=== Begin Enclosure ===
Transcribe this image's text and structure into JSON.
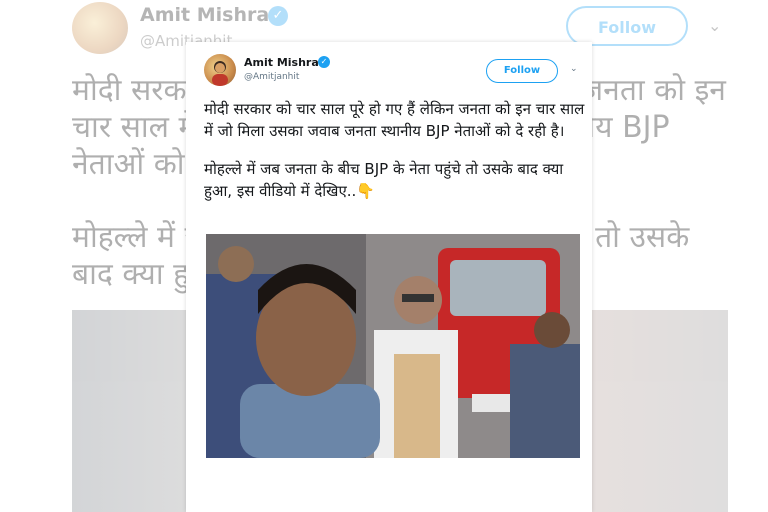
{
  "tweet": {
    "display_name": "Amit Mishra",
    "handle": "@Amitjanhit",
    "follow_label": "Follow",
    "verified_glyph": "✓",
    "chevron_glyph": "⌄",
    "paragraph_1": "मोदी सरकार को चार साल पूरे हो गए हैं लेकिन जनता को इन चार साल में जो मिला उसका जवाब जनता स्थानीय BJP नेताओं को दे रही है।",
    "paragraph_2": "मोहल्ले में जब जनता के बीच BJP के नेता पहुंचे तो उसके बाद क्या हुआ, इस वीडियो में देखिए..",
    "emoji": "👇"
  },
  "colors": {
    "accent": "#1da1f2",
    "text": "#14171a",
    "secondary": "#657786"
  },
  "icons": [
    "verified-badge-icon",
    "chevron-down-icon",
    "pointing-down-emoji"
  ]
}
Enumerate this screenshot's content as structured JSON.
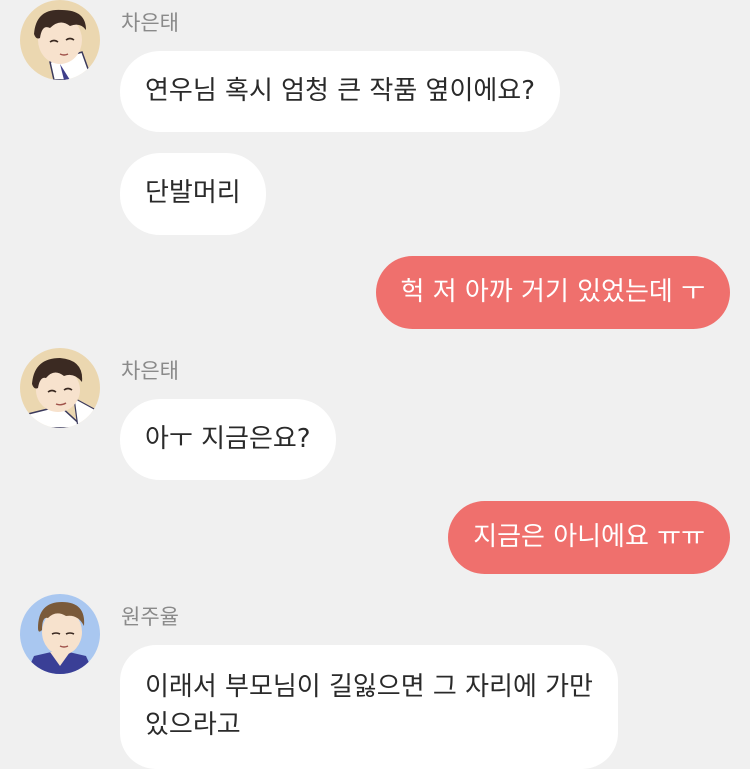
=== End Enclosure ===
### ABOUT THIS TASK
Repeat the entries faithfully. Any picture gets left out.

### RESULT
Transcribe this image's text and structure into JSON.
{
  "tweet": {
    "display_name": "Amit Mishra",
    "handle": "@Amitjanhit",
    "follow_label": "Follow",
    "verified_glyph": "✓",
    "chevron_glyph": "⌄",
    "paragraph_1": "मोदी सरकार को चार साल पूरे हो गए हैं लेकिन जनता को इन चार साल में जो मिला उसका जवाब जनता स्थानीय BJP नेताओं को दे रही है।",
    "paragraph_2": "मोहल्ले में जब जनता के बीच BJP के नेता पहुंचे तो उसके बाद क्या हुआ, इस वीडियो में देखिए..",
    "emoji": "👇"
  },
  "colors": {
    "accent": "#1da1f2",
    "text": "#14171a",
    "secondary": "#657786"
  },
  "icons": [
    "verified-badge-icon",
    "chevron-down-icon",
    "pointing-down-emoji"
  ]
}
Enumerate this screenshot's content as structured JSON.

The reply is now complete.